Data section Start Marker

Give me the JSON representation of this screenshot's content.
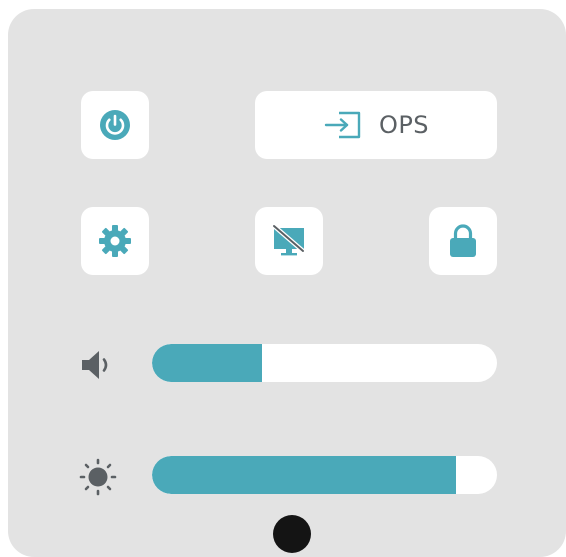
{
  "panel": {
    "ops_button": {
      "label": "OPS"
    },
    "icons": {
      "power": "power-icon",
      "ops": "input-source-icon",
      "settings": "gear-icon",
      "screen": "screen-off-icon",
      "lock": "lock-icon",
      "volume": "speaker-icon",
      "brightness": "sun-icon"
    },
    "sliders": {
      "volume": {
        "value_percent": 32
      },
      "brightness": {
        "value_percent": 88
      }
    }
  },
  "colors": {
    "panel_background": "#e3e3e3",
    "tile_background": "#ffffff",
    "accent": "#4aa9b9",
    "icon_gray": "#5b6064",
    "camera": "#141414"
  }
}
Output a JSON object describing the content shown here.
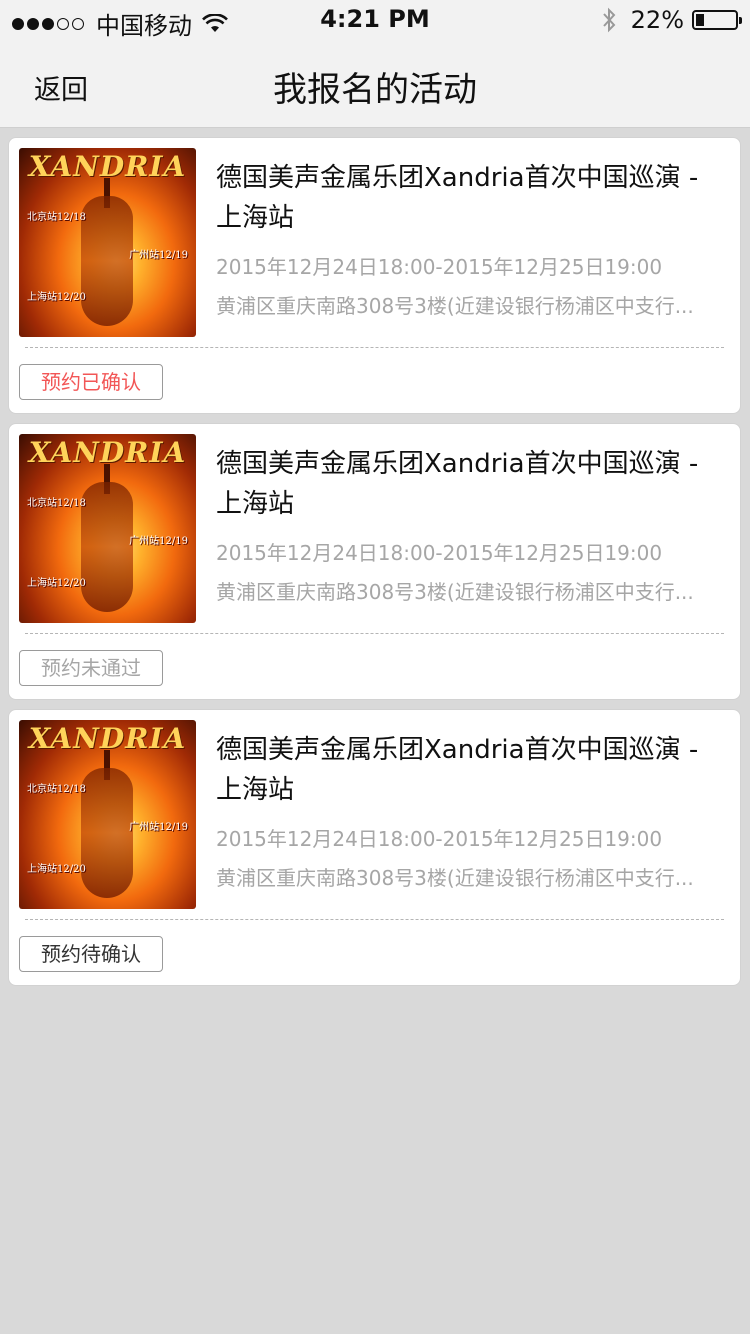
{
  "status_bar": {
    "carrier": "中国移动",
    "time": "4:21 PM",
    "battery_text": "22%",
    "battery_level": 0.22
  },
  "nav": {
    "back_label": "返回",
    "title": "我报名的活动"
  },
  "events": [
    {
      "poster_brand": "XANDRIA",
      "poster_tags": [
        "北京站12/18",
        "广州站12/19",
        "上海站12/20"
      ],
      "title": "德国美声金属乐团Xandria首次中国巡演 - 上海站",
      "time": "2015年12月24日18:00-2015年12月25日19:00",
      "address": "黄浦区重庆南路308号3楼(近建设银行杨浦区中支行...",
      "status_label": "预约已确认",
      "status_color": "#f25656"
    },
    {
      "poster_brand": "XANDRIA",
      "poster_tags": [
        "北京站12/18",
        "广州站12/19",
        "上海站12/20"
      ],
      "title": "德国美声金属乐团Xandria首次中国巡演 - 上海站",
      "time": "2015年12月24日18:00-2015年12月25日19:00",
      "address": "黄浦区重庆南路308号3楼(近建设银行杨浦区中支行...",
      "status_label": "预约未通过",
      "status_color": "#a6a6a6"
    },
    {
      "poster_brand": "XANDRIA",
      "poster_tags": [
        "北京站12/18",
        "广州站12/19",
        "上海站12/20"
      ],
      "title": "德国美声金属乐团Xandria首次中国巡演 - 上海站",
      "time": "2015年12月24日18:00-2015年12月25日19:00",
      "address": "黄浦区重庆南路308号3楼(近建设银行杨浦区中支行...",
      "status_label": "预约待确认",
      "status_color": "#333333"
    }
  ]
}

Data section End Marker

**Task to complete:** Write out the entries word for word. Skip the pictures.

**Answer to this problem:**
Give me the JSON representation of this screenshot's content.
{
  "panel": {
    "ops_button": {
      "label": "OPS"
    },
    "icons": {
      "power": "power-icon",
      "ops": "input-source-icon",
      "settings": "gear-icon",
      "screen": "screen-off-icon",
      "lock": "lock-icon",
      "volume": "speaker-icon",
      "brightness": "sun-icon"
    },
    "sliders": {
      "volume": {
        "value_percent": 32
      },
      "brightness": {
        "value_percent": 88
      }
    }
  },
  "colors": {
    "panel_background": "#e3e3e3",
    "tile_background": "#ffffff",
    "accent": "#4aa9b9",
    "icon_gray": "#5b6064",
    "camera": "#141414"
  }
}
Output a JSON object describing the content shown here.
{
  "status_bar": {
    "carrier": "中国移动",
    "time": "4:21 PM",
    "battery_text": "22%",
    "battery_level": 0.22
  },
  "nav": {
    "back_label": "返回",
    "title": "我报名的活动"
  },
  "events": [
    {
      "poster_brand": "XANDRIA",
      "poster_tags": [
        "北京站12/18",
        "广州站12/19",
        "上海站12/20"
      ],
      "title": "德国美声金属乐团Xandria首次中国巡演 - 上海站",
      "time": "2015年12月24日18:00-2015年12月25日19:00",
      "address": "黄浦区重庆南路308号3楼(近建设银行杨浦区中支行...",
      "status_label": "预约已确认",
      "status_color": "#f25656"
    },
    {
      "poster_brand": "XANDRIA",
      "poster_tags": [
        "北京站12/18",
        "广州站12/19",
        "上海站12/20"
      ],
      "title": "德国美声金属乐团Xandria首次中国巡演 - 上海站",
      "time": "2015年12月24日18:00-2015年12月25日19:00",
      "address": "黄浦区重庆南路308号3楼(近建设银行杨浦区中支行...",
      "status_label": "预约未通过",
      "status_color": "#a6a6a6"
    },
    {
      "poster_brand": "XANDRIA",
      "poster_tags": [
        "北京站12/18",
        "广州站12/19",
        "上海站12/20"
      ],
      "title": "德国美声金属乐团Xandria首次中国巡演 - 上海站",
      "time": "2015年12月24日18:00-2015年12月25日19:00",
      "address": "黄浦区重庆南路308号3楼(近建设银行杨浦区中支行...",
      "status_label": "预约待确认",
      "status_color": "#333333"
    }
  ]
}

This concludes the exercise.